The USEA Young Event Horse (YEH) Program was first established in 2004 as an eventing talent search. Much like similar programs in Europe, the YEH program was designed to identify young horses that possess the talent and disposition to, with proper training, excel at the uppermost levels of the sport. The ultimate goal of the program is to distinguish horses with the potential to compete at the four- and five-star levels, but many fine horses that excel at the lower levels are also showcased by the program.
The YEH program provides an opportunity for breeders and owners to exhibit the potential of their young horses while encouraging the breeding and development of top event horses for the future.
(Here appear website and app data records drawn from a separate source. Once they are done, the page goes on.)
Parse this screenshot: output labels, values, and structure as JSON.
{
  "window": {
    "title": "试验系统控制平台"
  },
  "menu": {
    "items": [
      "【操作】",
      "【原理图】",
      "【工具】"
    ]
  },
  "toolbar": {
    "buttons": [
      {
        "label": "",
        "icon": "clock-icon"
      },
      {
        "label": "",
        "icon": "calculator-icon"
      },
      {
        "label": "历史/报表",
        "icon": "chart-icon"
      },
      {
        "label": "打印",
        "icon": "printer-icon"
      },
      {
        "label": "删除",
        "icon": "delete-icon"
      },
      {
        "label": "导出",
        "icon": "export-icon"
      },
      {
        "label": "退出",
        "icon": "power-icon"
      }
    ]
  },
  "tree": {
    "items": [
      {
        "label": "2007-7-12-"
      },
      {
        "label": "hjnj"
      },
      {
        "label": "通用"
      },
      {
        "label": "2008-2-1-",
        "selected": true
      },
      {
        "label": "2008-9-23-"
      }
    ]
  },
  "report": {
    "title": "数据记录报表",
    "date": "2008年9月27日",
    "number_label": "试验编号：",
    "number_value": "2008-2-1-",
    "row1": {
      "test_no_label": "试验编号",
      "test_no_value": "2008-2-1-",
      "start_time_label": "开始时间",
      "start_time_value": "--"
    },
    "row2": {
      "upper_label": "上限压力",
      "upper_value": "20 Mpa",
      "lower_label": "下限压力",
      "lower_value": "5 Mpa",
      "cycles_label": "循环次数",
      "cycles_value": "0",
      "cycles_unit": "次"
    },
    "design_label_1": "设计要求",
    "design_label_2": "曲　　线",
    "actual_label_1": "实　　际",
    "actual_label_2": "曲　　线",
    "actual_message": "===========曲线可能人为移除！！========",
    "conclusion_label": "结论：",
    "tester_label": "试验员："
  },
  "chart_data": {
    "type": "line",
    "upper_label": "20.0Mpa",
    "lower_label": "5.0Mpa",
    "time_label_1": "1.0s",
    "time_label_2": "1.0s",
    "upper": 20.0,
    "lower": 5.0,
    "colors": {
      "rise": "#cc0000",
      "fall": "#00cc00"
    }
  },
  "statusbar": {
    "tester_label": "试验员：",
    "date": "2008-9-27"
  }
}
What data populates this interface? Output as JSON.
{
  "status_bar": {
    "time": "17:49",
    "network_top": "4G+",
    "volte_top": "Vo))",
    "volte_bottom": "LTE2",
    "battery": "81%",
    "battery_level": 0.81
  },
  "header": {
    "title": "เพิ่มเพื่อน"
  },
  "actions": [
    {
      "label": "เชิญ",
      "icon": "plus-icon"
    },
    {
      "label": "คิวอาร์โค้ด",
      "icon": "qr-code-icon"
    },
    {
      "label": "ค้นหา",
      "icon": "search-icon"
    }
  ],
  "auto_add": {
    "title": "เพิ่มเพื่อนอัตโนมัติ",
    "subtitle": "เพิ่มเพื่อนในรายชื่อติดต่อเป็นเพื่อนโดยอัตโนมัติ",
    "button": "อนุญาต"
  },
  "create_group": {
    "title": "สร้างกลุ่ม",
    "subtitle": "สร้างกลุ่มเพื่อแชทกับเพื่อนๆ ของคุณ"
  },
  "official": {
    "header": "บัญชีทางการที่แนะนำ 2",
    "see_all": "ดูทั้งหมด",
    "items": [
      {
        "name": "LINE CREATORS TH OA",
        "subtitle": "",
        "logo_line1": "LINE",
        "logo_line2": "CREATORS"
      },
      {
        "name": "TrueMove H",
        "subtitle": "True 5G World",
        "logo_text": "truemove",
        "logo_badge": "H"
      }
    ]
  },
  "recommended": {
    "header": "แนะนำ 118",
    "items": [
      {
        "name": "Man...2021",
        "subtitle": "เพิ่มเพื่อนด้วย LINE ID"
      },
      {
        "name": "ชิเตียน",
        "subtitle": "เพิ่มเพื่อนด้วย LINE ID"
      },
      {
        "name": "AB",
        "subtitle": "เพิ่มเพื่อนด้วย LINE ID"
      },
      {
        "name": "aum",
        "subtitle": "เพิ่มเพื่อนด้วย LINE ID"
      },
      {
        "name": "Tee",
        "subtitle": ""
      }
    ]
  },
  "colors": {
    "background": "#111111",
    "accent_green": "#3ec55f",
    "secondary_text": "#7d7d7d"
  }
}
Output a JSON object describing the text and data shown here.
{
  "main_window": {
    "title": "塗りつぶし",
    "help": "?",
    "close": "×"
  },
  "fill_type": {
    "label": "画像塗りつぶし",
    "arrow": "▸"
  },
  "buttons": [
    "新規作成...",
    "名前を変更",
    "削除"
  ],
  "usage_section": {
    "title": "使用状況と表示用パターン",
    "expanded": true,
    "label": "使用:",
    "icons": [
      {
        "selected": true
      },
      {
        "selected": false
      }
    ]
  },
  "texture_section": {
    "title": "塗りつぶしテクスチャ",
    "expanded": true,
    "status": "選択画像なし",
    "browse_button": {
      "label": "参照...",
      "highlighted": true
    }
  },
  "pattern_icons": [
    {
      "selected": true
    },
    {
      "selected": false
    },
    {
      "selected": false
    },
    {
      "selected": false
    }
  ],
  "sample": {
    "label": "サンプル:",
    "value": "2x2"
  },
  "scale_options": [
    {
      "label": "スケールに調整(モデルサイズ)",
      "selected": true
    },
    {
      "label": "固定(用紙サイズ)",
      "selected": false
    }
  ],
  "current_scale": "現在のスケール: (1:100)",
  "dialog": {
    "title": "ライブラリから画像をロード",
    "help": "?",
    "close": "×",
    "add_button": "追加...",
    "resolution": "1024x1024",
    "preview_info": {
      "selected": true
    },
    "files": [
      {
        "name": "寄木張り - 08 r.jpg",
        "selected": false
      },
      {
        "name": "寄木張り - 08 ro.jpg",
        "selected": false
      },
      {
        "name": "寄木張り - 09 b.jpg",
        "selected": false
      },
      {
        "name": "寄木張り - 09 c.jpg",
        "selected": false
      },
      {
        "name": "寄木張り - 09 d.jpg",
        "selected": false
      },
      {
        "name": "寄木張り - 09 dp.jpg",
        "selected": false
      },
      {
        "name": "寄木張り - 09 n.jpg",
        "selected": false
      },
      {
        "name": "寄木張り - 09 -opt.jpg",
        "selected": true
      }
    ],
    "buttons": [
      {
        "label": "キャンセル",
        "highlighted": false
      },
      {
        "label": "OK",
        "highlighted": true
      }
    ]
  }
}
The program rewards horses who are educated and prepared in a correct and progressive manner. At qualifying events, youngsters complete a dressage test and a jumping/galloping/general impression phase. At Championships, young horses are also evaluated on their conformation in addition to the dressage test and jumping/galloping/general impression phase. Click here to learn more about the Young Event Horse Program.
About the USEA Future Event Horse Program
The USEA introduced the Future Event Horse Program in 2007 in response to the popularity of the already established USEA Young Event Horse Program. Where the YEH program assesses 4- and 5-year-old prospective event horses based on their performance, the FEH program evaluates yearlings, 2-year-olds, 3-year-olds, and 4-year-olds for their potential for the sport based on conformation and type. Yearlings, 2-year-olds, and 3-year-olds are presented in-hand while 4-year-olds are presented under saddle at the walk, trot, and canter before being stripped of their tack and evaluated on their conformation. Divisions are separated by year and gender. At the Championships, 3-year-olds and 4-year-olds are also required to demonstrate their potential over fences in an additional free-jump division. Click here to learn more about the Future Event Horse Program.
Following yesterday’s downpour, the temperatures for the final jog this morning were brisk but the CCI5*-L horses remained professional for the last horse inspection leading into show jumping later today. Of the 35 pairs set to move forward with the final phase of competition, only 34 presented to judges Angela Tucker (GBR), Martin Plewa (GER), and Mark Weissbecker after Lisa Marie Fergusson opted not to bring forward her own 15-year-old Welsh/Thoroughbred gelding (Brynarian Brennin x Dream Contessa) Honor Me.
After a jam-packed week, the final day of competition at the Maryland 5 Star is upon us. Riders have shown off their style in the horse inspection, danced their way down the centerline in dressage, and contested some serious obstacles in cross-country up until this point. Now it's time to demonstrate the fitness and accuracy that each horse possesses in the final phase: show jumping.
It was a great day of cross-country riding at the Maryland 5 Star. There were 35 horses who crossed the finish and 11 of those finished double clear. With British, French, New Zealand, Canadian, and American riders coming through the finish flags – it was a true world class competition. The USEA was at the finish to see what the riders thought of the very first Maryland 5 Star cross-country track designed by Ian Stark.
Weren’t able to spend your morning glued to the livestream of the 2021 Maryland 5 Star cross-country? Couldn’t be there in person to trek up the hills? We have you covered with a play-by-play of what happened on Ian Stark’s cross-country course which gave both the designer and the riders many sleepless nights, but ended up riding quite well for the majority of the field.